How do you find the best bridge loans? The best way to start is by learning everything you can about this interesting mortgage loan option. In this expert interview, Certified Mortgage Planning Specialist Scott Yonehiro explains everything you need to know about the basic details surrounding the best bridge loans available.
What is a bridge loan?
A bridge loan is a short term loan not to exceed two years and is utilized temporarily to deal with pressing financial obligations until permanent financing can be secured. Bridge loans are generally accompanied by high interest rates (ranging from between 12% to 18%). A bridge loan is also generally secured by real estate or some other form of collateral such as business inventory and stocks.
What types of fees are involved with a bridge loan?
Depending on the loan amount of the required bridge loan, fees can run as high as 5 to 7 percentage points. Of course if the bridge loan needed is a very large amount - say $1,000,0000 plus - then the points charged would decrease to closer to 2 ½ to 3 ½ percentage points. Regardless of loan amount, bridge loans, by their very nature, don't come cheap.
What are some alternatives to a bridge loan?
Depending on the borrower's unique circumstances possible alternatives to obtaining bridge loans would include selling company stock, selling equity shares of a company, or selling real estate. Most alternatives will have some negative drawbacks, so borrowers need to weigh all considerations carefully as all alternatives may have strong implications on the borrower's overall financial goals.
What is the advantage of using a broker to find the best bridge loan available?
A seasoned and experienced broker will have several relationships with both large and small private investors who provide bridge loans. These relationships are the key to getting the best rate and cost since the broker who has built them will be able to shop for the loan for the borrower. A broker's experience in negotiating on behalf of their client lends itself to encouraging investors to be competitive. Shopping for a bridge loan without an experienced broker working as your advocate is risky; I wouldn't advise it.
What is the difference between an open and a closed bridge loan?

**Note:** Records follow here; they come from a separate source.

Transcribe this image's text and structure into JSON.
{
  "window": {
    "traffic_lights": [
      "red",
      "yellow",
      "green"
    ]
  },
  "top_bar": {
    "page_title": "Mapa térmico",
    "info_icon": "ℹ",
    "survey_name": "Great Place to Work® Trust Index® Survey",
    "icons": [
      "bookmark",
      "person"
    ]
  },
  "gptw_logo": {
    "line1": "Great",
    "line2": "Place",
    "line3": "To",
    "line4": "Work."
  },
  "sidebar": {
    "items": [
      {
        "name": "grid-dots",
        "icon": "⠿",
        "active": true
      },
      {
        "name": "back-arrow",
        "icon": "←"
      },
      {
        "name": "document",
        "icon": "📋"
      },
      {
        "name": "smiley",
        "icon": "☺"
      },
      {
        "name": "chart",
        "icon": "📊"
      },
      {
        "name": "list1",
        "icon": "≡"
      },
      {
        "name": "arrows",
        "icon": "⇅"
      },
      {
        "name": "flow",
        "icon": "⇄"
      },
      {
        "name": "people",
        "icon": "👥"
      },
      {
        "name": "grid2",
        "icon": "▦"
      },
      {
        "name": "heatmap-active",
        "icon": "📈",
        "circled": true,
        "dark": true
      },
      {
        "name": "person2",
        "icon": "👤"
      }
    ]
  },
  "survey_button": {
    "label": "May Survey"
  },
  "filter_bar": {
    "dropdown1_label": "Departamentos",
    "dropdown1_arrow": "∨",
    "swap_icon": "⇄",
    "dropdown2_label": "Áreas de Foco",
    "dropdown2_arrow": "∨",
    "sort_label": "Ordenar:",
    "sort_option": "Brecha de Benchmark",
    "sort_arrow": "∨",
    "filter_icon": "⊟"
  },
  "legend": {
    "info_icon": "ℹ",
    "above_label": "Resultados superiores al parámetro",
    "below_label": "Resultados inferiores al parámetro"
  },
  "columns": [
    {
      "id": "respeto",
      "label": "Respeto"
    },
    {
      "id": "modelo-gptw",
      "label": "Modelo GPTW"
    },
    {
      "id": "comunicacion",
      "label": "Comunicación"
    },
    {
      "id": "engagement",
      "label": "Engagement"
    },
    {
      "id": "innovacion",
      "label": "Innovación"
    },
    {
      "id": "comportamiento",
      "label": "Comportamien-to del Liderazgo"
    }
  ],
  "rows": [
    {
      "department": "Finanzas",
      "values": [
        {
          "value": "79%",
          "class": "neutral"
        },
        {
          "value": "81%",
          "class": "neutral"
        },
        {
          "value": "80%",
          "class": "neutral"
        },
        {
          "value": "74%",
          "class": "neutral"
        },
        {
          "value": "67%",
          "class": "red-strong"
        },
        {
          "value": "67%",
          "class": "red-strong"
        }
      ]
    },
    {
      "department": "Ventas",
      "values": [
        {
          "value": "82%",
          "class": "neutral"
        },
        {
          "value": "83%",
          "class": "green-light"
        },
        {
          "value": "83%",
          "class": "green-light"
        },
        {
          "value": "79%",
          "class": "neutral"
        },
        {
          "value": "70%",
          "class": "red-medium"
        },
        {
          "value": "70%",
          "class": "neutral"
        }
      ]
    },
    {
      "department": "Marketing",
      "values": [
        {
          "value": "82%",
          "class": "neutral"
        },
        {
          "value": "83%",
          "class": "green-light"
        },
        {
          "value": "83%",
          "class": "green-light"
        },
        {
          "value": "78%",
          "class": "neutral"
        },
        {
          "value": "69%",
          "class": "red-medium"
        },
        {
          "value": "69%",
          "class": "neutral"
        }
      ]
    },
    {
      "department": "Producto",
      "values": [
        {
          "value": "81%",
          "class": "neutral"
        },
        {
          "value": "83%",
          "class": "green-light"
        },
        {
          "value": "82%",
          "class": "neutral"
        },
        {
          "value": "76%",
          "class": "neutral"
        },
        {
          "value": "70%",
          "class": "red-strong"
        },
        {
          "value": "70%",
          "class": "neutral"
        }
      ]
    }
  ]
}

An open bridge loan may have a prepayment penalty affixed, which may sway the borrower from paying it off too early. However, a closed bridge loan will have not only a prepayment penalty, but a closed transaction cost as well. A prepayment penalty can vary from a cost of six months worth of intended interest payments to a total percentage of the loan amount, which may vary between 3% to 5%. A closed transaction fee is much more severe. In the case of a borrower breaking the term of closed bridge loan, the borrower must then pay the full amount of future intended payments the lender was entitled to receive for the agreed upon time frame of the loan.
What do people need to know before applying for a bridge loan?
Bridge loans are intended for short term stabilization during a gap of financing so borrowers need to remember to keep it that way. Bridge loans, whether open or closed, are not for the faint of heart. If you find an experienced broker they will be able to properly shop for you and find the best options and solutions for your unique situation. Above all else though, it's important to remember that these loans need to be viewed as temporary solutions until a permanent solution can be found.
LoveToKnow Mortgage would like to thank Scott Yonehiro for taking the time to share his expertise about bridge loans, and wishes him continued success.